Task goal
Give back the entries below verbatim.

Entries from a dataset of interfaces:
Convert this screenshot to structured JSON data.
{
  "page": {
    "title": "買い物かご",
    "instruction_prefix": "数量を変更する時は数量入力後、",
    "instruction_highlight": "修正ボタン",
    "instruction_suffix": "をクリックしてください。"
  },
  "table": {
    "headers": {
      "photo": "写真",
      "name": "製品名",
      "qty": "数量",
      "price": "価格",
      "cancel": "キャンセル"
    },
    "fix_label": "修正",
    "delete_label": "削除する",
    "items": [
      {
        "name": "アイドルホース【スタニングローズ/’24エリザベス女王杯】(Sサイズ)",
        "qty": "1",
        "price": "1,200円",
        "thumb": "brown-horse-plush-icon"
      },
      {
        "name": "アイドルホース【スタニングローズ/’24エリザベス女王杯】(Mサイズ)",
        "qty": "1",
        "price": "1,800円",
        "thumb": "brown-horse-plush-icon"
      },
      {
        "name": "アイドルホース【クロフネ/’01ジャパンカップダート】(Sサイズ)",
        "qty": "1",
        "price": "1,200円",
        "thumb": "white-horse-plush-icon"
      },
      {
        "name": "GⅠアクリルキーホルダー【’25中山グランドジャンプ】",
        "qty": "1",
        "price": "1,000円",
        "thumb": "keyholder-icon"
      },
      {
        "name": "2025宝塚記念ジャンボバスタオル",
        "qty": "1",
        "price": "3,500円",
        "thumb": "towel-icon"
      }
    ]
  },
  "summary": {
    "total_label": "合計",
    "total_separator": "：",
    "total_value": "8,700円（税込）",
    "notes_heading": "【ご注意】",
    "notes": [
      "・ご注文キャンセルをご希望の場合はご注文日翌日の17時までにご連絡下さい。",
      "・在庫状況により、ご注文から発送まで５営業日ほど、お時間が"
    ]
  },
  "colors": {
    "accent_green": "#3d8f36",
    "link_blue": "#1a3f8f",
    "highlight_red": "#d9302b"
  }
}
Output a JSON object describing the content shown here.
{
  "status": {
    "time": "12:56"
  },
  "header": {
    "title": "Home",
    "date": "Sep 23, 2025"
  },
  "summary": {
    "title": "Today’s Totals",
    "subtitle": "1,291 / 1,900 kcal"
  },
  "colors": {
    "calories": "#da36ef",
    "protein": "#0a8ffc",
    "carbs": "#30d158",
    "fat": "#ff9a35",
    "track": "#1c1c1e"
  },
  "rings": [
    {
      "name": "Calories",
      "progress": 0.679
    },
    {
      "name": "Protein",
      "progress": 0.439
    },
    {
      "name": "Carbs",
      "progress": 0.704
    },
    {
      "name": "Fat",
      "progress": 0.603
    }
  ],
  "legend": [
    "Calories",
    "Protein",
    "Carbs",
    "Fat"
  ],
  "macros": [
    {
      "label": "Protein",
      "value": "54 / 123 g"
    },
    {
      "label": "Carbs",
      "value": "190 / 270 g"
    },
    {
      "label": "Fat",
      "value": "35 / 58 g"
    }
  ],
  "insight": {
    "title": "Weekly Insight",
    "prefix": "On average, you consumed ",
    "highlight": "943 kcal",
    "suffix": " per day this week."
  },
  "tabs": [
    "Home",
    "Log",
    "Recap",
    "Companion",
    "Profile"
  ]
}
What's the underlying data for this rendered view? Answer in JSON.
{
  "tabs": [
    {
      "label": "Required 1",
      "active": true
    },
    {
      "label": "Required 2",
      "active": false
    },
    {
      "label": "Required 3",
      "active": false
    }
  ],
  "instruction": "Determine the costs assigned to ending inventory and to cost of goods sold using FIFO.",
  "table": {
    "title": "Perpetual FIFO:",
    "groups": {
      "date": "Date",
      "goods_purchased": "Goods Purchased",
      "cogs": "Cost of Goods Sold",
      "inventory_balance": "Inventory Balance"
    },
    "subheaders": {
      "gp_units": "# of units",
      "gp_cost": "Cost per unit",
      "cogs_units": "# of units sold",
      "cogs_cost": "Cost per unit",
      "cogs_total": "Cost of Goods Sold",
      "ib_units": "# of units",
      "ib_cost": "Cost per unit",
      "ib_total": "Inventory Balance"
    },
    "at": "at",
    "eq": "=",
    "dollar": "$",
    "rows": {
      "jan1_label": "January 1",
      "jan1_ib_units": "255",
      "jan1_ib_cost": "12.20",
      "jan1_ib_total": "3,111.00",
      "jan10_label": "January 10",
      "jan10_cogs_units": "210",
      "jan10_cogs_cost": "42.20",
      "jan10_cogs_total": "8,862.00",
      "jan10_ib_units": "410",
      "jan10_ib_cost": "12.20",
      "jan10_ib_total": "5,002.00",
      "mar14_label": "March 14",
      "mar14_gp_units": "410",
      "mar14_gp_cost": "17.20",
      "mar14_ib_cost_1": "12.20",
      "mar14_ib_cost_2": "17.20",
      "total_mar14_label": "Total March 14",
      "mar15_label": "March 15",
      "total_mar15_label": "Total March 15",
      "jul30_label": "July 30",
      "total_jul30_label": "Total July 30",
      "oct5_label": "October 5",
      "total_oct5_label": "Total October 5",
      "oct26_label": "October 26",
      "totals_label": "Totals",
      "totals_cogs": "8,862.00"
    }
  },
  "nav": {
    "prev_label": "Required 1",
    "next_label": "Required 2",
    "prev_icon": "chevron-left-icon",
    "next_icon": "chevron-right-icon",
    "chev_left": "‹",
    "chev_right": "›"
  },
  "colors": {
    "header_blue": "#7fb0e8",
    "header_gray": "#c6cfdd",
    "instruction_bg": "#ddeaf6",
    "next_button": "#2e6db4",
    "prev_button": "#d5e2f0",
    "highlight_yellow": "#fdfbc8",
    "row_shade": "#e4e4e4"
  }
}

Solution to this problem
Convert this screenshot to structured JSON data.
{
  "page": {
    "title": "買い物かご",
    "instruction_prefix": "数量を変更する時は数量入力後、",
    "instruction_highlight": "修正ボタン",
    "instruction_suffix": "をクリックしてください。"
  },
  "table": {
    "headers": {
      "photo": "写真",
      "name": "製品名",
      "qty": "数量",
      "price": "価格",
      "cancel": "キャンセル"
    },
    "fix_label": "修正",
    "delete_label": "削除する",
    "items": [
      {
        "name": "アイドルホース【スタニングローズ/’24エリザベス女王杯】(Sサイズ)",
        "qty": "1",
        "price": "1,200円",
        "thumb": "brown-horse-plush-icon"
      },
      {
        "name": "アイドルホース【スタニングローズ/’24エリザベス女王杯】(Mサイズ)",
        "qty": "1",
        "price": "1,800円",
        "thumb": "brown-horse-plush-icon"
      },
      {
        "name": "アイドルホース【クロフネ/’01ジャパンカップダート】(Sサイズ)",
        "qty": "1",
        "price": "1,200円",
        "thumb": "white-horse-plush-icon"
      },
      {
        "name": "GⅠアクリルキーホルダー【’25中山グランドジャンプ】",
        "qty": "1",
        "price": "1,000円",
        "thumb": "keyholder-icon"
      },
      {
        "name": "2025宝塚記念ジャンボバスタオル",
        "qty": "1",
        "price": "3,500円",
        "thumb": "towel-icon"
      }
    ]
  },
  "summary": {
    "total_label": "合計",
    "total_separator": "：",
    "total_value": "8,700円（税込）",
    "notes_heading": "【ご注意】",
    "notes": [
      "・ご注文キャンセルをご希望の場合はご注文日翌日の17時までにご連絡下さい。",
      "・在庫状況により、ご注文から発送まで５営業日ほど、お時間が"
    ]
  },
  "colors": {
    "accent_green": "#3d8f36",
    "link_blue": "#1a3f8f",
    "highlight_red": "#d9302b"
  }
}
Output a JSON object describing the content shown here.
{
  "status": {
    "time": "12:56"
  },
  "header": {
    "title": "Home",
    "date": "Sep 23, 2025"
  },
  "summary": {
    "title": "Today’s Totals",
    "subtitle": "1,291 / 1,900 kcal"
  },
  "colors": {
    "calories": "#da36ef",
    "protein": "#0a8ffc",
    "carbs": "#30d158",
    "fat": "#ff9a35",
    "track": "#1c1c1e"
  },
  "rings": [
    {
      "name": "Calories",
      "progress": 0.679
    },
    {
      "name": "Protein",
      "progress": 0.439
    },
    {
      "name": "Carbs",
      "progress": 0.704
    },
    {
      "name": "Fat",
      "progress": 0.603
    }
  ],
  "legend": [
    "Calories",
    "Protein",
    "Carbs",
    "Fat"
  ],
  "macros": [
    {
      "label": "Protein",
      "value": "54 / 123 g"
    },
    {
      "label": "Carbs",
      "value": "190 / 270 g"
    },
    {
      "label": "Fat",
      "value": "35 / 58 g"
    }
  ],
  "insight": {
    "title": "Weekly Insight",
    "prefix": "On average, you consumed ",
    "highlight": "943 kcal",
    "suffix": " per day this week."
  },
  "tabs": [
    "Home",
    "Log",
    "Recap",
    "Companion",
    "Profile"
  ]
}
What's the underlying data for this rendered view? Answer in JSON.
{
  "tabs": [
    {
      "label": "Required 1",
      "active": true
    },
    {
      "label": "Required 2",
      "active": false
    },
    {
      "label": "Required 3",
      "active": false
    }
  ],
  "instruction": "Determine the costs assigned to ending inventory and to cost of goods sold using FIFO.",
  "table": {
    "title": "Perpetual FIFO:",
    "groups": {
      "date": "Date",
      "goods_purchased": "Goods Purchased",
      "cogs": "Cost of Goods Sold",
      "inventory_balance": "Inventory Balance"
    },
    "subheaders": {
      "gp_units": "# of units",
      "gp_cost": "Cost per unit",
      "cogs_units": "# of units sold",
      "cogs_cost": "Cost per unit",
      "cogs_total": "Cost of Goods Sold",
      "ib_units": "# of units",
      "ib_cost": "Cost per unit",
      "ib_total": "Inventory Balance"
    },
    "at": "at",
    "eq": "=",
    "dollar": "$",
    "rows": {
      "jan1_label": "January 1",
      "jan1_ib_units": "255",
      "jan1_ib_cost": "12.20",
      "jan1_ib_total": "3,111.00",
      "jan10_label": "January 10",
      "jan10_cogs_units": "210",
      "jan10_cogs_cost": "42.20",
      "jan10_cogs_total": "8,862.00",
      "jan10_ib_units": "410",
      "jan10_ib_cost": "12.20",
      "jan10_ib_total": "5,002.00",
      "mar14_label": "March 14",
      "mar14_gp_units": "410",
      "mar14_gp_cost": "17.20",
      "mar14_ib_cost_1": "12.20",
      "mar14_ib_cost_2": "17.20",
      "total_mar14_label": "Total March 14",
      "mar15_label": "March 15",
      "total_mar15_label": "Total March 15",
      "jul30_label": "July 30",
      "total_jul30_label": "Total July 30",
      "oct5_label": "October 5",
      "total_oct5_label": "Total October 5",
      "oct26_label": "October 26",
      "totals_label": "Totals",
      "totals_cogs": "8,862.00"
    }
  },
  "nav": {
    "prev_label": "Required 1",
    "next_label": "Required 2",
    "prev_icon": "chevron-left-icon",
    "next_icon": "chevron-right-icon",
    "chev_left": "‹",
    "chev_right": "›"
  },
  "colors": {
    "header_blue": "#7fb0e8",
    "header_gray": "#c6cfdd",
    "instruction_bg": "#ddeaf6",
    "next_button": "#2e6db4",
    "prev_button": "#d5e2f0",
    "highlight_yellow": "#fdfbc8",
    "row_shade": "#e4e4e4"
  }
}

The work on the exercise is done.